→ **GOAL OF THE EXERCISE**
Only a number is wanted here: the number of lines of the data that include "yellow".

→ **Items listed in a dataset**
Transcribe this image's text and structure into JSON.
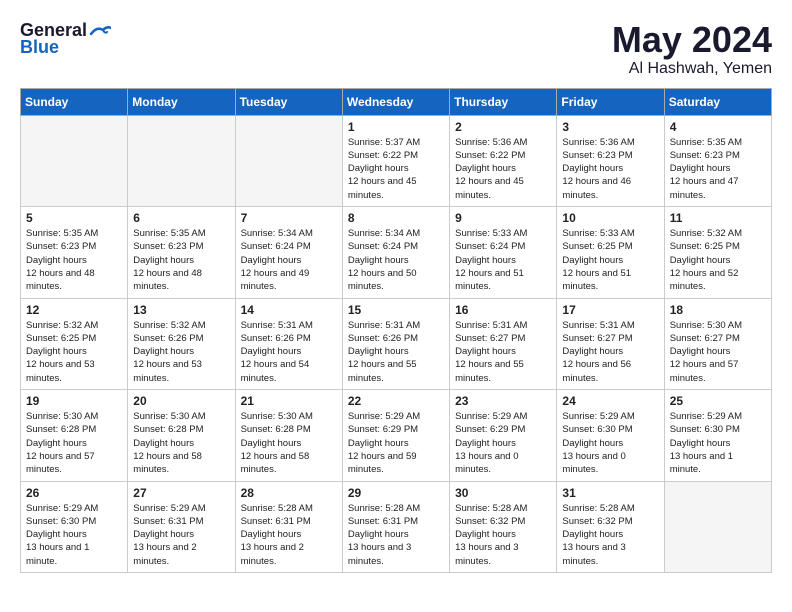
{
  "header": {
    "logo_general": "General",
    "logo_blue": "Blue",
    "month": "May 2024",
    "location": "Al Hashwah, Yemen"
  },
  "weekdays": [
    "Sunday",
    "Monday",
    "Tuesday",
    "Wednesday",
    "Thursday",
    "Friday",
    "Saturday"
  ],
  "weeks": [
    [
      {
        "day": "",
        "empty": true
      },
      {
        "day": "",
        "empty": true
      },
      {
        "day": "",
        "empty": true
      },
      {
        "day": "1",
        "sunrise": "5:37 AM",
        "sunset": "6:22 PM",
        "daylight": "12 hours and 45 minutes."
      },
      {
        "day": "2",
        "sunrise": "5:36 AM",
        "sunset": "6:22 PM",
        "daylight": "12 hours and 45 minutes."
      },
      {
        "day": "3",
        "sunrise": "5:36 AM",
        "sunset": "6:23 PM",
        "daylight": "12 hours and 46 minutes."
      },
      {
        "day": "4",
        "sunrise": "5:35 AM",
        "sunset": "6:23 PM",
        "daylight": "12 hours and 47 minutes."
      }
    ],
    [
      {
        "day": "5",
        "sunrise": "5:35 AM",
        "sunset": "6:23 PM",
        "daylight": "12 hours and 48 minutes."
      },
      {
        "day": "6",
        "sunrise": "5:35 AM",
        "sunset": "6:23 PM",
        "daylight": "12 hours and 48 minutes."
      },
      {
        "day": "7",
        "sunrise": "5:34 AM",
        "sunset": "6:24 PM",
        "daylight": "12 hours and 49 minutes."
      },
      {
        "day": "8",
        "sunrise": "5:34 AM",
        "sunset": "6:24 PM",
        "daylight": "12 hours and 50 minutes."
      },
      {
        "day": "9",
        "sunrise": "5:33 AM",
        "sunset": "6:24 PM",
        "daylight": "12 hours and 51 minutes."
      },
      {
        "day": "10",
        "sunrise": "5:33 AM",
        "sunset": "6:25 PM",
        "daylight": "12 hours and 51 minutes."
      },
      {
        "day": "11",
        "sunrise": "5:32 AM",
        "sunset": "6:25 PM",
        "daylight": "12 hours and 52 minutes."
      }
    ],
    [
      {
        "day": "12",
        "sunrise": "5:32 AM",
        "sunset": "6:25 PM",
        "daylight": "12 hours and 53 minutes."
      },
      {
        "day": "13",
        "sunrise": "5:32 AM",
        "sunset": "6:26 PM",
        "daylight": "12 hours and 53 minutes."
      },
      {
        "day": "14",
        "sunrise": "5:31 AM",
        "sunset": "6:26 PM",
        "daylight": "12 hours and 54 minutes."
      },
      {
        "day": "15",
        "sunrise": "5:31 AM",
        "sunset": "6:26 PM",
        "daylight": "12 hours and 55 minutes."
      },
      {
        "day": "16",
        "sunrise": "5:31 AM",
        "sunset": "6:27 PM",
        "daylight": "12 hours and 55 minutes."
      },
      {
        "day": "17",
        "sunrise": "5:31 AM",
        "sunset": "6:27 PM",
        "daylight": "12 hours and 56 minutes."
      },
      {
        "day": "18",
        "sunrise": "5:30 AM",
        "sunset": "6:27 PM",
        "daylight": "12 hours and 57 minutes."
      }
    ],
    [
      {
        "day": "19",
        "sunrise": "5:30 AM",
        "sunset": "6:28 PM",
        "daylight": "12 hours and 57 minutes."
      },
      {
        "day": "20",
        "sunrise": "5:30 AM",
        "sunset": "6:28 PM",
        "daylight": "12 hours and 58 minutes."
      },
      {
        "day": "21",
        "sunrise": "5:30 AM",
        "sunset": "6:28 PM",
        "daylight": "12 hours and 58 minutes."
      },
      {
        "day": "22",
        "sunrise": "5:29 AM",
        "sunset": "6:29 PM",
        "daylight": "12 hours and 59 minutes."
      },
      {
        "day": "23",
        "sunrise": "5:29 AM",
        "sunset": "6:29 PM",
        "daylight": "13 hours and 0 minutes."
      },
      {
        "day": "24",
        "sunrise": "5:29 AM",
        "sunset": "6:30 PM",
        "daylight": "13 hours and 0 minutes."
      },
      {
        "day": "25",
        "sunrise": "5:29 AM",
        "sunset": "6:30 PM",
        "daylight": "13 hours and 1 minute."
      }
    ],
    [
      {
        "day": "26",
        "sunrise": "5:29 AM",
        "sunset": "6:30 PM",
        "daylight": "13 hours and 1 minute."
      },
      {
        "day": "27",
        "sunrise": "5:29 AM",
        "sunset": "6:31 PM",
        "daylight": "13 hours and 2 minutes."
      },
      {
        "day": "28",
        "sunrise": "5:28 AM",
        "sunset": "6:31 PM",
        "daylight": "13 hours and 2 minutes."
      },
      {
        "day": "29",
        "sunrise": "5:28 AM",
        "sunset": "6:31 PM",
        "daylight": "13 hours and 3 minutes."
      },
      {
        "day": "30",
        "sunrise": "5:28 AM",
        "sunset": "6:32 PM",
        "daylight": "13 hours and 3 minutes."
      },
      {
        "day": "31",
        "sunrise": "5:28 AM",
        "sunset": "6:32 PM",
        "daylight": "13 hours and 3 minutes."
      },
      {
        "day": "",
        "empty": true,
        "shaded": true
      }
    ]
  ]
}
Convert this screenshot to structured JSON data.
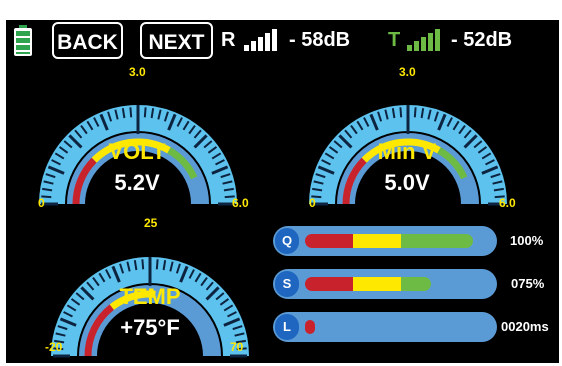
{
  "header": {
    "back_label": "BACK",
    "next_label": "NEXT",
    "receiver": {
      "label": "R",
      "value": "- 58dB",
      "color": "#ffffff"
    },
    "transmitter": {
      "label": "T",
      "value": "- 52dB",
      "color": "#6dbb45"
    }
  },
  "gauges": {
    "volt": {
      "title": "VOLT",
      "value": "5.2V",
      "min_label": "0",
      "mid_label": "3.0",
      "max_label": "6.0"
    },
    "minv": {
      "title": "Min V",
      "value": "5.0V",
      "min_label": "0",
      "mid_label": "3.0",
      "max_label": "6.0"
    },
    "temp": {
      "title": "TEMP",
      "value": "+75°F",
      "min_label": "-20",
      "mid_label": "25",
      "max_label": "70"
    }
  },
  "bars": [
    {
      "key": "Q",
      "value_text": "100%",
      "level": 1.0,
      "segments": [
        "#c8232c",
        "#ffe800",
        "#6dbb45"
      ]
    },
    {
      "key": "S",
      "value_text": "075%",
      "level": 0.75,
      "segments": [
        "#c8232c",
        "#ffe800",
        "#6dbb45"
      ]
    },
    {
      "key": "L",
      "value_text": "0020ms",
      "level": 0.06,
      "segments": [
        "#c8232c"
      ]
    }
  ],
  "colors": {
    "gauge_outer": "#5dc3ee",
    "gauge_ticks": "#0d2440",
    "gauge_inner": "#5b9bd5",
    "red": "#c8232c",
    "yellow": "#ffe800",
    "green": "#6dbb45",
    "battery": "#2ea44f"
  }
}
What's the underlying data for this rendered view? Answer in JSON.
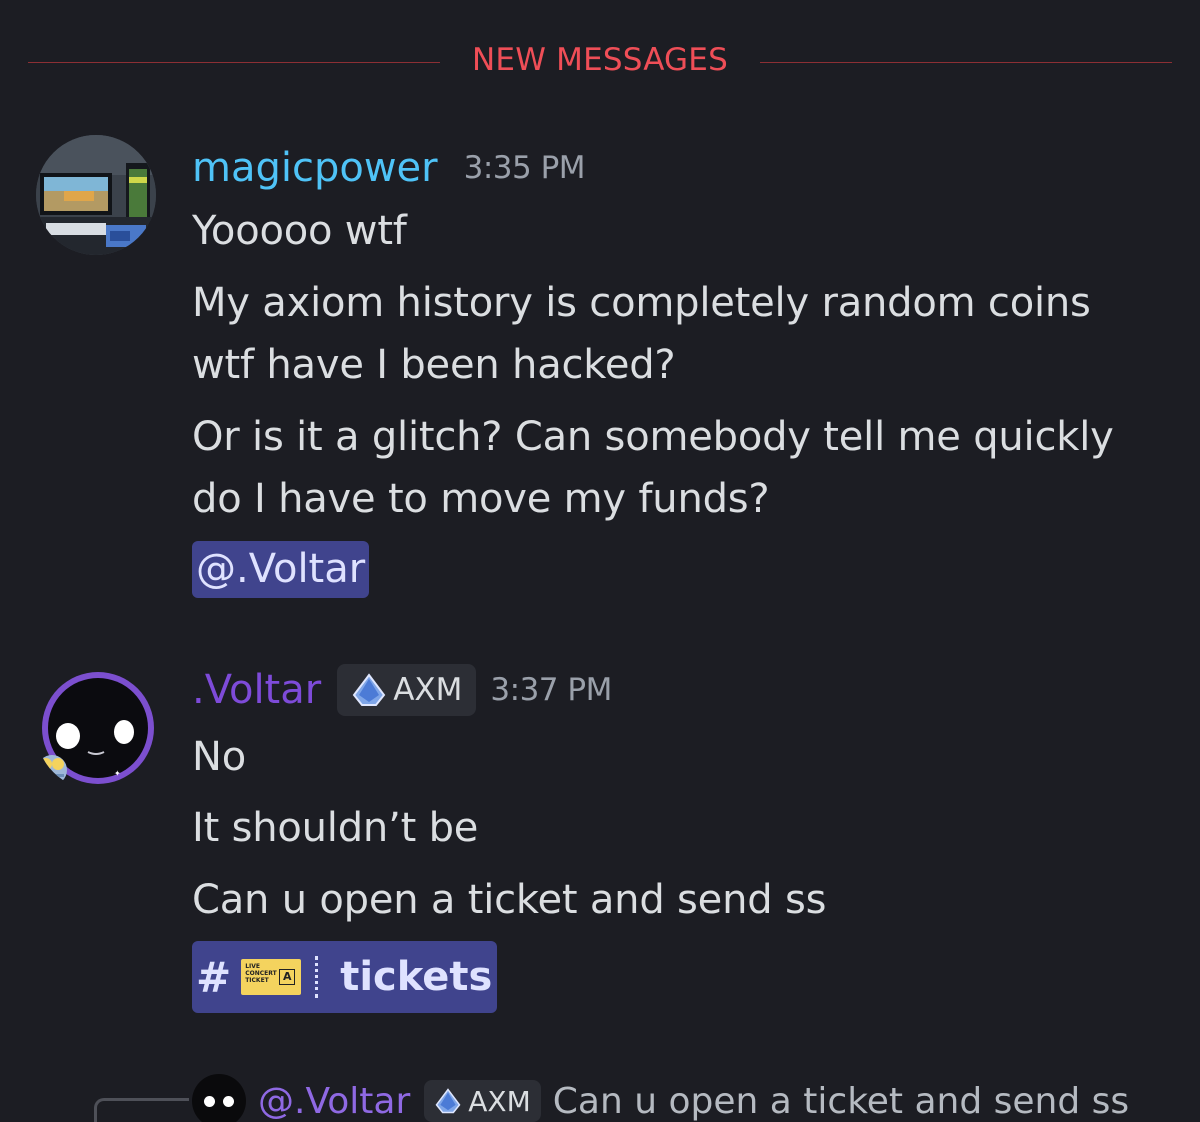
{
  "divider": {
    "label": "NEW MESSAGES"
  },
  "messages": [
    {
      "username": "magicpower",
      "timestamp": "3:35 PM",
      "lines": [
        "Yooooo wtf",
        "My axiom history is completely random coins",
        "wtf have I been hacked?",
        "Or is it a glitch? Can somebody tell me quickly",
        "do I have to move my funds?"
      ],
      "mention": "@.Voltar"
    },
    {
      "username": ".Voltar",
      "tag": "AXM",
      "timestamp": "3:37 PM",
      "lines": [
        "No",
        "It shouldn’t be",
        "Can u open a ticket and send ss"
      ],
      "channel": {
        "hash": "#",
        "name": "tickets"
      }
    }
  ],
  "reply": {
    "username": "@.Voltar",
    "tag": "AXM",
    "text": "Can u open a ticket and send ss"
  },
  "colors": {
    "background": "#1c1d23",
    "divider_red": "#ef4e57",
    "magicpower_name": "#4fc3f7",
    "voltar_name": "#7e4bd9",
    "mention_bg": "#40448d"
  }
}
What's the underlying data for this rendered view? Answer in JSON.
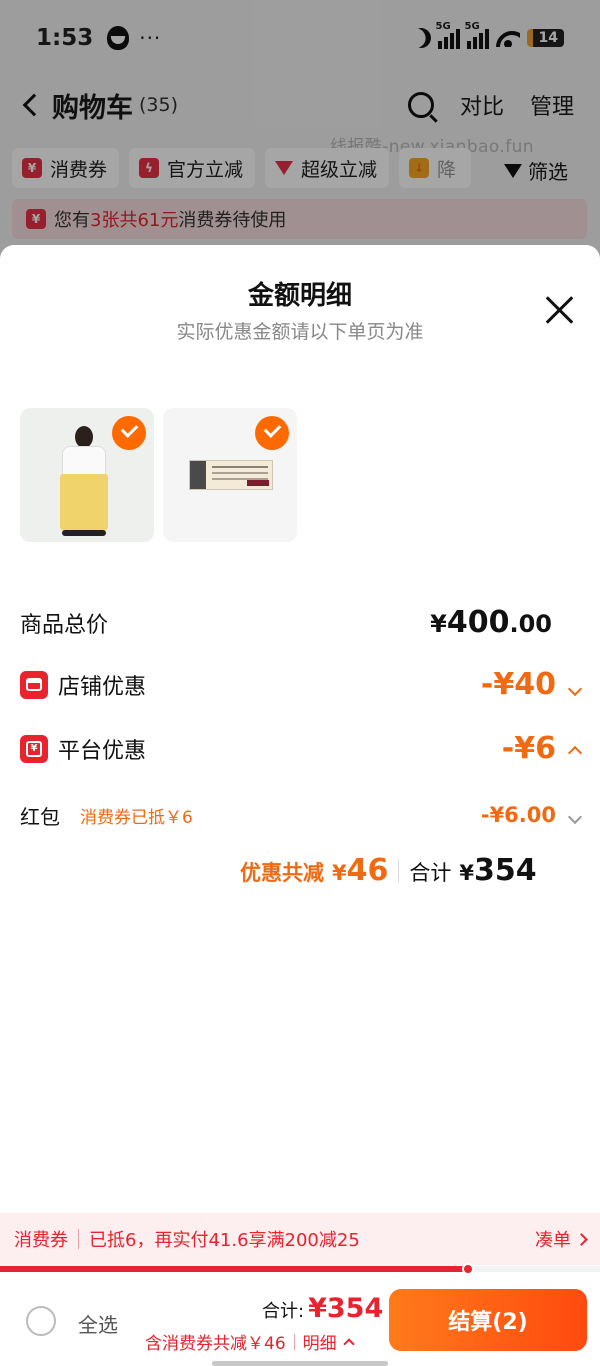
{
  "status_bar": {
    "time": "1:53",
    "dots": "···",
    "net1": "5G",
    "net2": "5G",
    "battery": "14"
  },
  "header": {
    "title": "购物车",
    "count": "(35)",
    "compare": "对比",
    "manage": "管理"
  },
  "watermark": "线报酷-new.xianbao.fun",
  "filters": {
    "chips": [
      {
        "label": "消费券",
        "icon": "coupon-icon"
      },
      {
        "label": "官方立减",
        "icon": "flash-icon"
      },
      {
        "label": "超级立减",
        "icon": "arrow-down-icon"
      },
      {
        "label": "降",
        "icon": "price-drop-icon"
      }
    ],
    "filter_label": "筛选"
  },
  "coupon_banner": {
    "pre": "您有",
    "highlight": "3张共61元",
    "post": "消费券待使用"
  },
  "sheet": {
    "title": "金额明细",
    "subtitle": "实际优惠金额请以下单页为准",
    "items": [
      {
        "name": "yellow-pants-outfit",
        "checked": true
      },
      {
        "name": "plastic-eraser",
        "checked": true
      }
    ],
    "total_price": {
      "label": "商品总价",
      "yen": "¥",
      "main": "400",
      "cents": ".00"
    },
    "store_discount": {
      "label": "店铺优惠",
      "value": "-¥40"
    },
    "platform_discount": {
      "label": "平台优惠",
      "value": "-¥6"
    },
    "red_packet": {
      "label": "红包",
      "note": "消费券已抵￥6",
      "value": "-¥6.00"
    },
    "summary": {
      "saved_label": "优惠共减",
      "saved_yen": "¥",
      "saved_value": "46",
      "total_label": "合计",
      "total_yen": "¥",
      "total_value": "354"
    }
  },
  "coupon_strip": {
    "label": "消费券",
    "text": "已抵6，再实付41.6享满200减25",
    "action": "凑单",
    "progress": 0.78
  },
  "checkout": {
    "select_all": "全选",
    "total_label": "合计:",
    "total_value": "¥354",
    "include_text": "含消费券共减￥46",
    "detail_label": "明细",
    "pay_button": "结算(2)"
  },
  "colors": {
    "accent": "#e8232e",
    "orange": "#f06a12",
    "pay": "#ff5a14",
    "check": "#ff6a00"
  }
}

→ **OUTPUT OF THE EXERCISE**
2